Whether you are looking to inform, engage, educate, entertain, or stimulate debate, running a successful biology event is often the best way to reach your audience, and really good events manage all of the above simultaneously!
The Society of Biology supports the delivery of numerous events throughout the year, from the work of our staff at Charles Darwin House, and the work of our regional branch committees. Now, with the recent launch of our new regional grant scheme, we are also able to support individual members who want to run a one off event or series of events in their local area. Download the guidance notes if you’d like to know more.
In the spirit of innovation and creativity, which of course are important attributes for any biologist, the following are some novel ideas that would make for an event that’s just that little bit different. For more ideas, download our guide to running an event in your area.
Perhaps not what you might initially think: this is not the actions of a biologist fallen on hard times, but instead, the art of using simple science tricks to entertain and educate people. These can be performed anywhere, from the corner of a street, in a school classroom, or at a science festival.
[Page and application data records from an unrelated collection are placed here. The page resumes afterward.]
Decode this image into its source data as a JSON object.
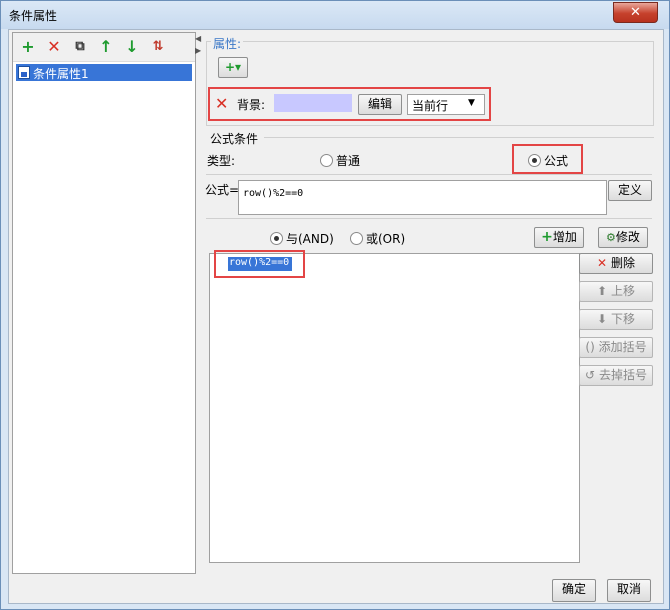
{
  "window": {
    "title": "条件属性",
    "close": "✕"
  },
  "toolbar": {
    "add": "+",
    "delete": "✕",
    "copy": "⧉",
    "up": "↑",
    "down": "↓",
    "sort": "⇅"
  },
  "tree": {
    "items": [
      {
        "label": "条件属性1"
      }
    ]
  },
  "properties": {
    "group_title": "属性:",
    "add_menu": "+▾",
    "background_label": "背景:",
    "edit_button": "编辑",
    "scope_value": "当前行",
    "dropdown_arrow": "▼"
  },
  "formula_condition": {
    "group_title": "公式条件",
    "type_label": "类型:",
    "radio_normal": "普通",
    "radio_formula": "公式",
    "formula_label": "公式=",
    "formula_value": "row()%2==0",
    "define_button": "定义",
    "and_label": "与(AND)",
    "or_label": "或(OR)",
    "add_button": "增加",
    "modify_button": "修改",
    "conditions": [
      "row()%2==0"
    ],
    "delete_button": "删除",
    "move_up_button": "上移",
    "move_down_button": "下移",
    "add_bracket_button": "添加括号",
    "remove_bracket_button": "去掉括号"
  },
  "footer": {
    "ok": "确定",
    "cancel": "取消"
  },
  "colors": {
    "background_swatch": "#c8c8ff",
    "highlight": "#e34545",
    "selection": "#3875d7"
  }
}
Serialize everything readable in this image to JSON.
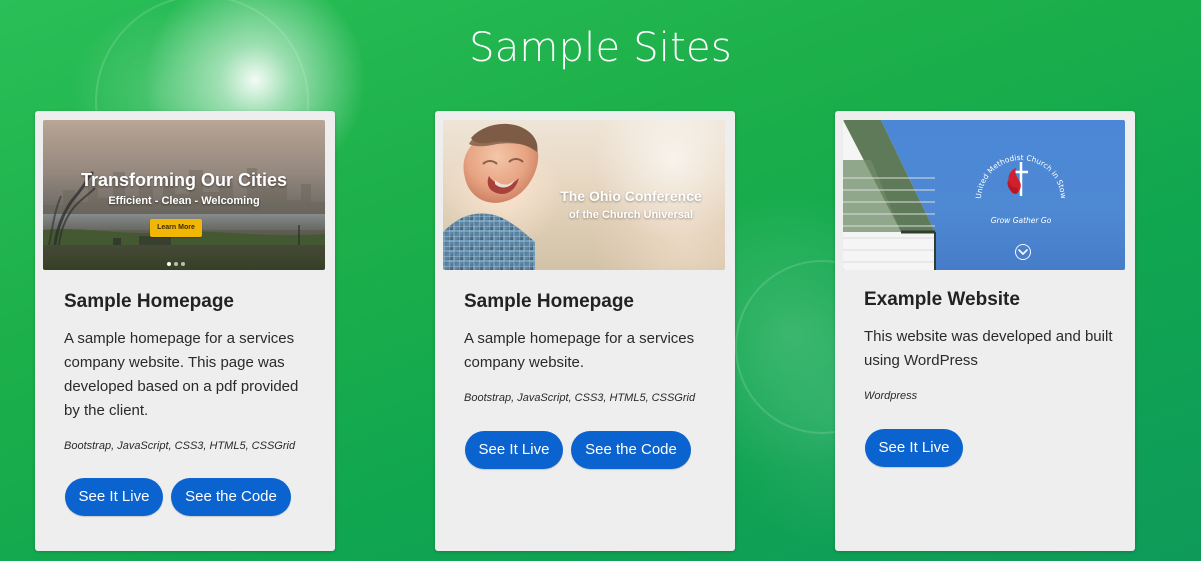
{
  "page": {
    "title": "Sample Sites"
  },
  "cards": [
    {
      "thumbnail": {
        "headline": "Transforming Our Cities",
        "tagline": "Efficient - Clean - Welcoming",
        "button_label": "Learn More",
        "carousel": {
          "dot_count": 3,
          "active_index": 0
        }
      },
      "title": "Sample Homepage",
      "description": "A sample homepage for a services company website. This page was developed based on a pdf provided by the client.",
      "tech": "Bootstrap, JavaScript, CSS3, HTML5, CSSGrid",
      "buttons": {
        "live": "See It Live",
        "code": "See the Code"
      }
    },
    {
      "thumbnail": {
        "headline": "The Ohio Conference",
        "subline": "of the Church Universal"
      },
      "title": "Sample Homepage",
      "description": "A sample homepage for a services company website.",
      "tech": "Bootstrap, JavaScript, CSS3, HTML5, CSSGrid",
      "buttons": {
        "live": "See It Live",
        "code": "See the Code"
      }
    },
    {
      "thumbnail": {
        "seal_arc_text": "United Methodist Church in Stow",
        "seal_motto": "Grow  Gather  Go"
      },
      "title": "Example Website",
      "description": "This website was developed and built using WordPress",
      "tech": "Wordpress",
      "buttons": {
        "live": "See It Live"
      }
    }
  ],
  "colors": {
    "background_green": "#1db04a",
    "card_background": "#eeeeee",
    "button_blue": "#0b63cf",
    "text_dark": "#222222",
    "learn_more_yellow": "#f2b705",
    "methodist_red": "#d01f2f"
  },
  "icons": {
    "chevron": "chevron-down-circle-icon"
  }
}
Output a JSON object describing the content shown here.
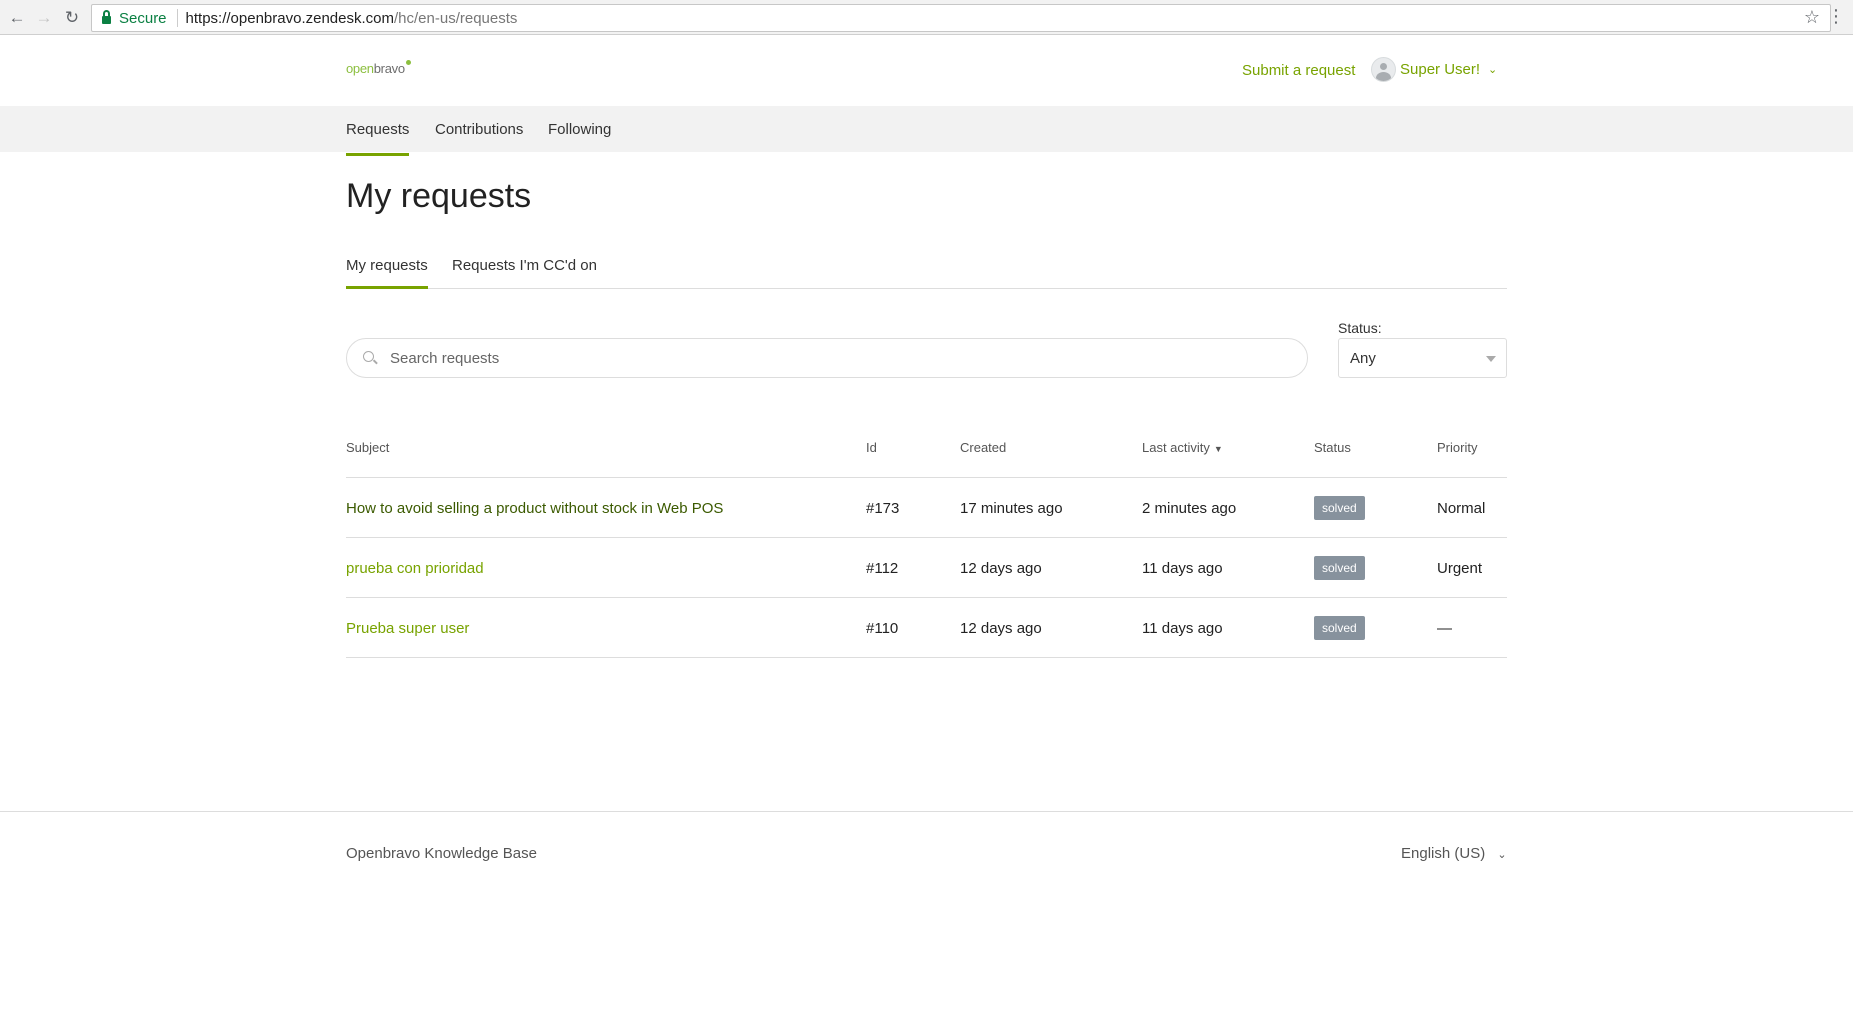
{
  "browser": {
    "secure_label": "Secure",
    "url_host": "https://openbravo.zendesk.com",
    "url_path": "/hc/en-us/requests"
  },
  "header": {
    "logo_open": "open",
    "logo_bravo": "bravo",
    "submit_request": "Submit a request",
    "user_name": "Super User!"
  },
  "subnav": {
    "items": [
      "Requests",
      "Contributions",
      "Following"
    ]
  },
  "page": {
    "title": "My requests"
  },
  "tabs": [
    "My requests",
    "Requests I'm CC'd on"
  ],
  "search": {
    "placeholder": "Search requests"
  },
  "filter": {
    "label": "Status:",
    "value": "Any"
  },
  "table": {
    "headers": {
      "subject": "Subject",
      "id": "Id",
      "created": "Created",
      "last_activity": "Last activity",
      "status": "Status",
      "priority": "Priority"
    },
    "rows": [
      {
        "subject": "How to avoid selling a product without stock in Web POS",
        "id": "#173",
        "created": "17 minutes ago",
        "last_activity": "2 minutes ago",
        "status": "solved",
        "priority": "Normal"
      },
      {
        "subject": "prueba con prioridad",
        "id": "#112",
        "created": "12 days ago",
        "last_activity": "11 days ago",
        "status": "solved",
        "priority": "Urgent"
      },
      {
        "subject": "Prueba super user",
        "id": "#110",
        "created": "12 days ago",
        "last_activity": "11 days ago",
        "status": "solved",
        "priority": "—"
      }
    ]
  },
  "footer": {
    "title": "Openbravo Knowledge Base",
    "language": "English (US)"
  },
  "colors": {
    "accent": "#78a300",
    "badge": "#87929d"
  }
}
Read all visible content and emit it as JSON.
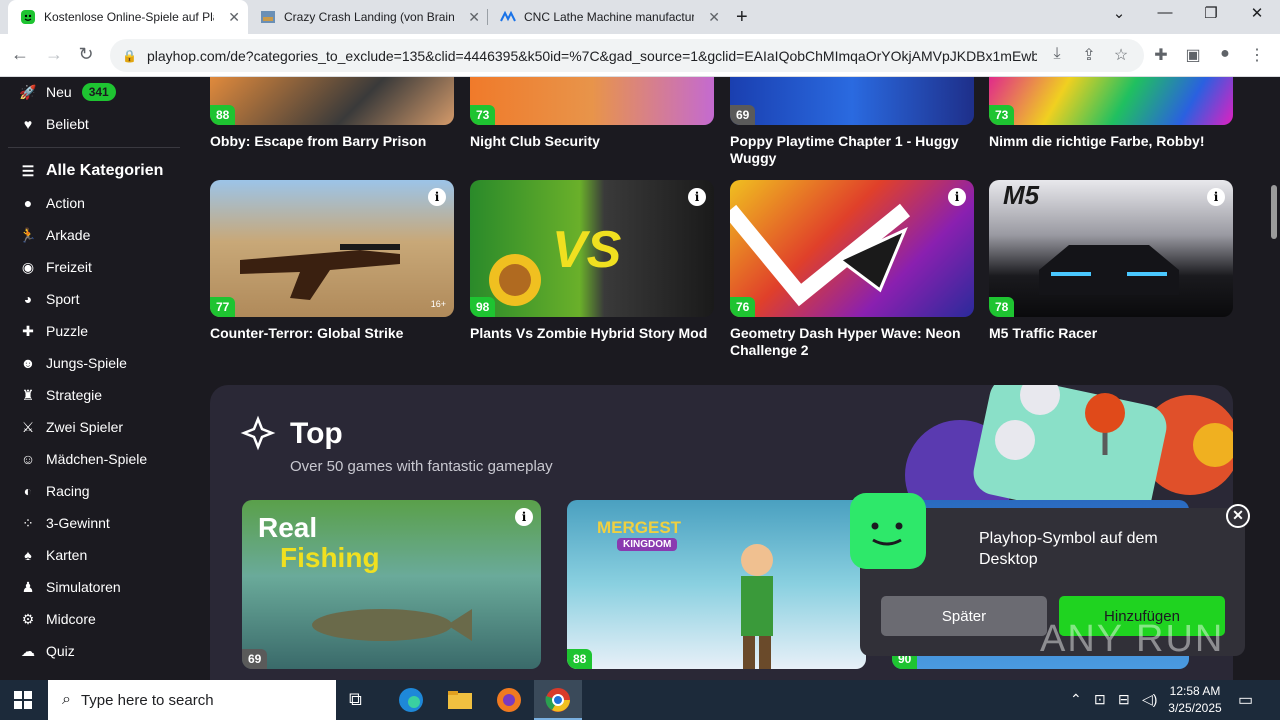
{
  "tabs": [
    {
      "title": "Kostenlose Online-Spiele auf Pla",
      "active": true
    },
    {
      "title": "Crazy Crash Landing (von Brainl",
      "active": false
    },
    {
      "title": "CNC Lathe Machine manufactur",
      "active": false
    }
  ],
  "new_tab": "+",
  "url": "playhop.com/de?categories_to_exclude=135&clid=4446395&k50id=%7C&gad_source=1&gclid=EAIaIQobChMImqaOrYOkjAMVpJKDBx1mEwb...",
  "sidebar": {
    "neu": {
      "label": "Neu",
      "badge": "341"
    },
    "beliebt": "Beliebt",
    "all_categories": "Alle Kategorien",
    "categories": [
      "Action",
      "Arkade",
      "Freizeit",
      "Sport",
      "Puzzle",
      "Jungs-Spiele",
      "Strategie",
      "Zwei Spieler",
      "Mädchen-Spiele",
      "Racing",
      "3-Gewinnt",
      "Karten",
      "Simulatoren",
      "Midcore",
      "Quiz"
    ]
  },
  "games_row1": [
    {
      "title": "Obby: Escape from Barry Prison",
      "rating": "88"
    },
    {
      "title": "Night Club Security",
      "rating": "73"
    },
    {
      "title": "Poppy Playtime Chapter 1 - Huggy Wuggy",
      "rating": "69"
    },
    {
      "title": "Nimm die richtige Farbe, Robby!",
      "rating": "73"
    }
  ],
  "games_row2": [
    {
      "title": "Counter-Terror: Global Strike",
      "rating": "77",
      "age": "16+"
    },
    {
      "title": "Plants Vs Zombie Hybrid Story Mod",
      "rating": "98",
      "thumb_text": "VS"
    },
    {
      "title": "Geometry Dash Hyper Wave: Neon Challenge 2",
      "rating": "76"
    },
    {
      "title": "M5 Traffic Racer",
      "rating": "78",
      "thumb_text": "M5"
    }
  ],
  "top": {
    "heading": "Top",
    "subtitle": "Over 50 games with fantastic gameplay",
    "cards": [
      {
        "rating": "69",
        "thumb_line1": "Real",
        "thumb_line2": "Fishing"
      },
      {
        "rating": "88",
        "thumb_line1": "MERGEST",
        "thumb_line2": "KINGDOM"
      },
      {
        "rating": "90"
      }
    ]
  },
  "popup": {
    "text": "Playhop-Symbol auf dem Desktop",
    "later": "Später",
    "add": "Hinzufügen",
    "close": "✕"
  },
  "watermark": "ANY RUN",
  "taskbar": {
    "search_placeholder": "Type here to search",
    "time": "12:58 AM",
    "date": "3/25/2025"
  },
  "colors": {
    "accent_green": "#1ec431",
    "page_bg": "#1b1a20",
    "section_bg": "#2a2836"
  }
}
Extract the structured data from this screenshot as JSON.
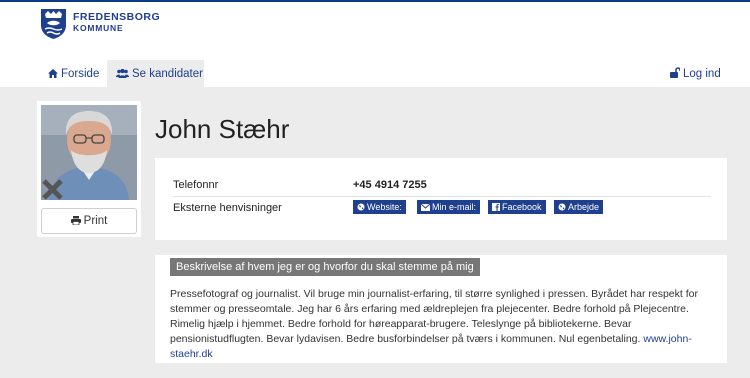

If you’re looking for ideas, then the British Science Association’s Campus Science Guide is a good starting point.
Biology career ‘speed dating’
Again, perhaps not what you might think; there’s no romance involved here, only a shared love of biology as a subject and potential career. This event is appropriate for students, allowing them to meet a number of professionals in the life sciences in a round robin one on one format. The relaxed, informal setting makes the experience less intimidating and allows the students to pose the exact questions they wish to those with relevant experience.
“Geneticists, microbiologists, ecologists lend me your ears…”
Terrible misquotations aside, theatre can be a powerful and effective means of engaging an audience with a particular topic, especially if the topic has a resonance beyond the scientific world. It is also likely to attract a crossover audience and wider interest, including from the media. Although the time and effort involved is significant in such a project, it can have a high impact. Graphic Science’s Smarter UK pilot project provides a useful case study.
These sorts of events might not be to everyone’s taste, and of course if you already have a tried and tested event format, then it makes sense to repeat it. However, don’t be afraid to explore a creative and innovative approach, as these are often more likely to generate new interest.
If you are interested in trying any of these ideas, other ideas in our guide, or of course have your own idea for a Society of Biology event, then we would love to hear from you, as would your local branch committee who can help you organise the event. You should also consider applying for a grant of up to £500 to run your event through our regional grant scheme.
Contact the Society of Biology’s regional coordinator, David Urry, if you would like to know more.